2. Celebrities. You know the funny thing about celebrities behaving badly? Their asshattery is only covered by the news outlets because we all tune in. Justin Bieber getting a DUI? News. Brittany Spears flashing her hoohaw. News. Kim and Kanye doing anything? News. Except the thing is, it’s not news. People get DUI’s, show their lady parts, and are generally stupid every day of the year without it being the lead story on every website and newspaper in the country. Celebrities get the attention they do not because they behave badly, but simply because we allow it to be so. It’s the classic example of ignore it and they will go away. Or at least they’ll continue to get into trouble, but do it more or less in anonymity and without it becoming a spectacle. It’s a crying shame that we all can’t just agree to ignore these tools until they stop getting the ink they so desperately want.

3. Policy. As a rule, policy is something I’ve always considered a guideline. It’s the user’s manual version of how to do things – 98.9% of the time, policy coverers just about everything you’ll deal with on a regular basis. Conveniently, though, policy very rarely has the force of something more codified, say like a regulation or a law. That means there’s almost always a way to get an exception to policy (or in more extreme circumstances just ignore the policy because it doesn’t pass the common sense test within the context of new or extenuating circumstances). No one is doing themselves a service when the blindly follow something just because “that’s how it’s done” or “that’s the policy.” You see, the problem with blind adherence to anything is that it so often comes with unintended consequences… and those so very rarely end well for anyone.

In the streets…

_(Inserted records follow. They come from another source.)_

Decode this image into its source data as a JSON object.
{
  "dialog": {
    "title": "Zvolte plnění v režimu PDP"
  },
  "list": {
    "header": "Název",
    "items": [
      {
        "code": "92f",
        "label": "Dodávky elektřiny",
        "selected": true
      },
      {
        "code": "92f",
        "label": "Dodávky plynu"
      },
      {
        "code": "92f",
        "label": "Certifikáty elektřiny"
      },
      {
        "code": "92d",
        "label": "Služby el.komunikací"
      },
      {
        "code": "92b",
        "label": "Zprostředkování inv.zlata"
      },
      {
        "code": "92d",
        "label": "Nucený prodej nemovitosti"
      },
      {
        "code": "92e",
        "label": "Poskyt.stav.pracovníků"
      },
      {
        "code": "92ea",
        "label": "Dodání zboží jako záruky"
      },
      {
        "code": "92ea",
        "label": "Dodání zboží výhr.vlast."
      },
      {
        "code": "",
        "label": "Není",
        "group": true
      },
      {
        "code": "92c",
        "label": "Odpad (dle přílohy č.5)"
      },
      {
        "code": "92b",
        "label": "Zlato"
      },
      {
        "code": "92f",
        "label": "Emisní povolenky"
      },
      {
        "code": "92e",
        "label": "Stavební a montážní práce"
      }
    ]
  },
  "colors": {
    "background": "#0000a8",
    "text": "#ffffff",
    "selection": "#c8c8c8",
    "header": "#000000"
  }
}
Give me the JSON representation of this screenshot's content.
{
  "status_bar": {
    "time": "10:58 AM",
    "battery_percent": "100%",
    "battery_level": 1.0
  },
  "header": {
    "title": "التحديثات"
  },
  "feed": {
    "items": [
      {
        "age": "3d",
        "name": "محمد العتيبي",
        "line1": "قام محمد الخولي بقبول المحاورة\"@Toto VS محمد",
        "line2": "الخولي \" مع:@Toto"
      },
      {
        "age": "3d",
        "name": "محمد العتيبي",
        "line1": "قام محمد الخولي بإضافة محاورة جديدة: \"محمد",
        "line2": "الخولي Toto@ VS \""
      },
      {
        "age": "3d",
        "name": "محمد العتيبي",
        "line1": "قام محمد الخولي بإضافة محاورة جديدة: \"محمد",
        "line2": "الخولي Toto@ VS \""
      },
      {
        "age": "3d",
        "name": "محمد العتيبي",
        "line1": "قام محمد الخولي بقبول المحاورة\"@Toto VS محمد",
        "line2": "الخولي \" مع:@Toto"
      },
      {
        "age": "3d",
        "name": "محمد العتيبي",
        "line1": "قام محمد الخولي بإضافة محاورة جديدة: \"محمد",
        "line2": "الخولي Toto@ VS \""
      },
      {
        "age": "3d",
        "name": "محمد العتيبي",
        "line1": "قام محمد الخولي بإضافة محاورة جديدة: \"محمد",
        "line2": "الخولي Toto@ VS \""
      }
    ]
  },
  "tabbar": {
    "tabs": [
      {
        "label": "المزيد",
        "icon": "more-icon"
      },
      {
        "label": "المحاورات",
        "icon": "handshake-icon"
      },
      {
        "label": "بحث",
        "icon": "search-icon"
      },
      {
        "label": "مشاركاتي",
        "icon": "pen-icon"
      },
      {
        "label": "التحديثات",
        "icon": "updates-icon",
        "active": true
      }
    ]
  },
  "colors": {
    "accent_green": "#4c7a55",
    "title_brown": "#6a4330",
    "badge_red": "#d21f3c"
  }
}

I was a kid when the Berlin Wall fell. I watched it, like the rest of the world, from on the living room television on the still new medium of 24-hour cable news. A few years later, on Christmas Day 1991, I watched the red banner of the Soviet Union lowered atop the Kremlin for the last time and the Evil Empire vote itself out of existence. It was supposed to be the “end of history” and a new era of peace and prosperity as the cold war between superpowers ended with a wimper and not a bang. And it seemed that way. For a while.

With the benefit of hindsight, we all know now that history was mostly just taking a breather. An operational pause if you will. Instead of stable, peaceful, and decidedly American, we discovered that without the weight of two competing superpowers, the world was a complex and and downright messy. The price of winning the Cold War was learning to live in a much less certain world full of unintended consequences.

I’m once again watching unimaginable events beamed from space into the comfort of my own living room. Twenty years have passed, the names and places have changed, but it’s the same old story. A change is gonna come. In Egypt. In Libya. Perhaps in Saudi Arabia and across the whole Middle East the world is proving, once again, that it’s still a complicated place. After all, we’re still America and it’s our long-held obligation to midwife democracy wherever in the world it might take root. We must, together, stand with these people who are rising up against decades of ruthless tyranny – not to dominate them – but to help them on the path to real and lasting democracy crafted to suit the particular needs of their country and their culture.

We have a moment, and just a moment, where history hangs in the balance. We’ve proved our mettle in two grinding wars to defeat a ruthless enemy on the battlefield. Now let us show our mettle as peacemakers and diplomats to take away the very chaos, instability, and hatred that sustain our enemies.